===== Records =====

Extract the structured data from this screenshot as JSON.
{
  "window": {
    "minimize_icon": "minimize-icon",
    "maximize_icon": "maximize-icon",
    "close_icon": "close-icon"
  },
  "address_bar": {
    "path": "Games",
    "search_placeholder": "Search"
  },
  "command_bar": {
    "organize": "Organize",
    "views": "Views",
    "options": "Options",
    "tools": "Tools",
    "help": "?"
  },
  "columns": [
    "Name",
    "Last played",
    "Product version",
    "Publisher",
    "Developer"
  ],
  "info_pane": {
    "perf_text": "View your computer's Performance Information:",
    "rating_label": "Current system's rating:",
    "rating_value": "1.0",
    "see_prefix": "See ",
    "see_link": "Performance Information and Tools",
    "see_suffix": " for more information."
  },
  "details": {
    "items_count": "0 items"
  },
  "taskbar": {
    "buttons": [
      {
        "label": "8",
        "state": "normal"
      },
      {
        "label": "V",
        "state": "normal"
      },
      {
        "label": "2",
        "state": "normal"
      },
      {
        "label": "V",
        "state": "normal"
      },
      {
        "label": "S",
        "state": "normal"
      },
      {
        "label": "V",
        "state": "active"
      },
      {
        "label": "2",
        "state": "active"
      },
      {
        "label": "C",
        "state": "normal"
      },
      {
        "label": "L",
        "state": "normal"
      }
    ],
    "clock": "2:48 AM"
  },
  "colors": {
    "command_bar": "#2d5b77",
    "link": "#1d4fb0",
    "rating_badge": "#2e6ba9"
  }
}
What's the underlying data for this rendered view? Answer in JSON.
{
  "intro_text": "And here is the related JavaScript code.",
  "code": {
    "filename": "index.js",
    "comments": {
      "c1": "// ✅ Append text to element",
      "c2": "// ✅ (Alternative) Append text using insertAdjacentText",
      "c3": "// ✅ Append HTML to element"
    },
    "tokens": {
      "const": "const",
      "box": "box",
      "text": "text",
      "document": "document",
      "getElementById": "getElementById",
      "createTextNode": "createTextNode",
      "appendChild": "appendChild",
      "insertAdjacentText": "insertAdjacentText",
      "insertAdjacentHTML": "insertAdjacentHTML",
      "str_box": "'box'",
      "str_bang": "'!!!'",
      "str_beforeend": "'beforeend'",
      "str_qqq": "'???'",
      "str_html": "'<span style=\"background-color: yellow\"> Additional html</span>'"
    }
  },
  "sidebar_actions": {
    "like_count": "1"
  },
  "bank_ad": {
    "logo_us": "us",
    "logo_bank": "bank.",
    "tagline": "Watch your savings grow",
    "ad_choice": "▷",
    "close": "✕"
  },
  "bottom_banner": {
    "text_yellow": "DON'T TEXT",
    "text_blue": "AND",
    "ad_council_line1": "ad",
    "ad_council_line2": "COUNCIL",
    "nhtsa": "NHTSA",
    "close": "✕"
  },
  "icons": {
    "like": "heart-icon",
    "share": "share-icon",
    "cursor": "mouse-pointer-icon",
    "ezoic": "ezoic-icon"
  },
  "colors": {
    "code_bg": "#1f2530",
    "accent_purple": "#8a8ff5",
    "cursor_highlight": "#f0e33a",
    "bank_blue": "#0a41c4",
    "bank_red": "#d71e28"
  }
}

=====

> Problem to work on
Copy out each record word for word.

> Worked solution
Extract the structured data from this screenshot as JSON.
{
  "window": {
    "minimize_icon": "minimize-icon",
    "maximize_icon": "maximize-icon",
    "close_icon": "close-icon"
  },
  "address_bar": {
    "path": "Games",
    "search_placeholder": "Search"
  },
  "command_bar": {
    "organize": "Organize",
    "views": "Views",
    "options": "Options",
    "tools": "Tools",
    "help": "?"
  },
  "columns": [
    "Name",
    "Last played",
    "Product version",
    "Publisher",
    "Developer"
  ],
  "info_pane": {
    "perf_text": "View your computer's Performance Information:",
    "rating_label": "Current system's rating:",
    "rating_value": "1.0",
    "see_prefix": "See ",
    "see_link": "Performance Information and Tools",
    "see_suffix": " for more information."
  },
  "details": {
    "items_count": "0 items"
  },
  "taskbar": {
    "buttons": [
      {
        "label": "8",
        "state": "normal"
      },
      {
        "label": "V",
        "state": "normal"
      },
      {
        "label": "2",
        "state": "normal"
      },
      {
        "label": "V",
        "state": "normal"
      },
      {
        "label": "S",
        "state": "normal"
      },
      {
        "label": "V",
        "state": "active"
      },
      {
        "label": "2",
        "state": "active"
      },
      {
        "label": "C",
        "state": "normal"
      },
      {
        "label": "L",
        "state": "normal"
      }
    ],
    "clock": "2:48 AM"
  },
  "colors": {
    "command_bar": "#2d5b77",
    "link": "#1d4fb0",
    "rating_badge": "#2e6ba9"
  }
}
What's the underlying data for this rendered view? Answer in JSON.
{
  "intro_text": "And here is the related JavaScript code.",
  "code": {
    "filename": "index.js",
    "comments": {
      "c1": "// ✅ Append text to element",
      "c2": "// ✅ (Alternative) Append text using insertAdjacentText",
      "c3": "// ✅ Append HTML to element"
    },
    "tokens": {
      "const": "const",
      "box": "box",
      "text": "text",
      "document": "document",
      "getElementById": "getElementById",
      "createTextNode": "createTextNode",
      "appendChild": "appendChild",
      "insertAdjacentText": "insertAdjacentText",
      "insertAdjacentHTML": "insertAdjacentHTML",
      "str_box": "'box'",
      "str_bang": "'!!!'",
      "str_beforeend": "'beforeend'",
      "str_qqq": "'???'",
      "str_html": "'<span style=\"background-color: yellow\"> Additional html</span>'"
    }
  },
  "sidebar_actions": {
    "like_count": "1"
  },
  "bank_ad": {
    "logo_us": "us",
    "logo_bank": "bank.",
    "tagline": "Watch your savings grow",
    "ad_choice": "▷",
    "close": "✕"
  },
  "bottom_banner": {
    "text_yellow": "DON'T TEXT",
    "text_blue": "AND",
    "ad_council_line1": "ad",
    "ad_council_line2": "COUNCIL",
    "nhtsa": "NHTSA",
    "close": "✕"
  },
  "icons": {
    "like": "heart-icon",
    "share": "share-icon",
    "cursor": "mouse-pointer-icon",
    "ezoic": "ezoic-icon"
  },
  "colors": {
    "code_bg": "#1f2530",
    "accent_purple": "#8a8ff5",
    "cursor_highlight": "#f0e33a",
    "bank_blue": "#0a41c4",
    "bank_red": "#d71e28"
  }
}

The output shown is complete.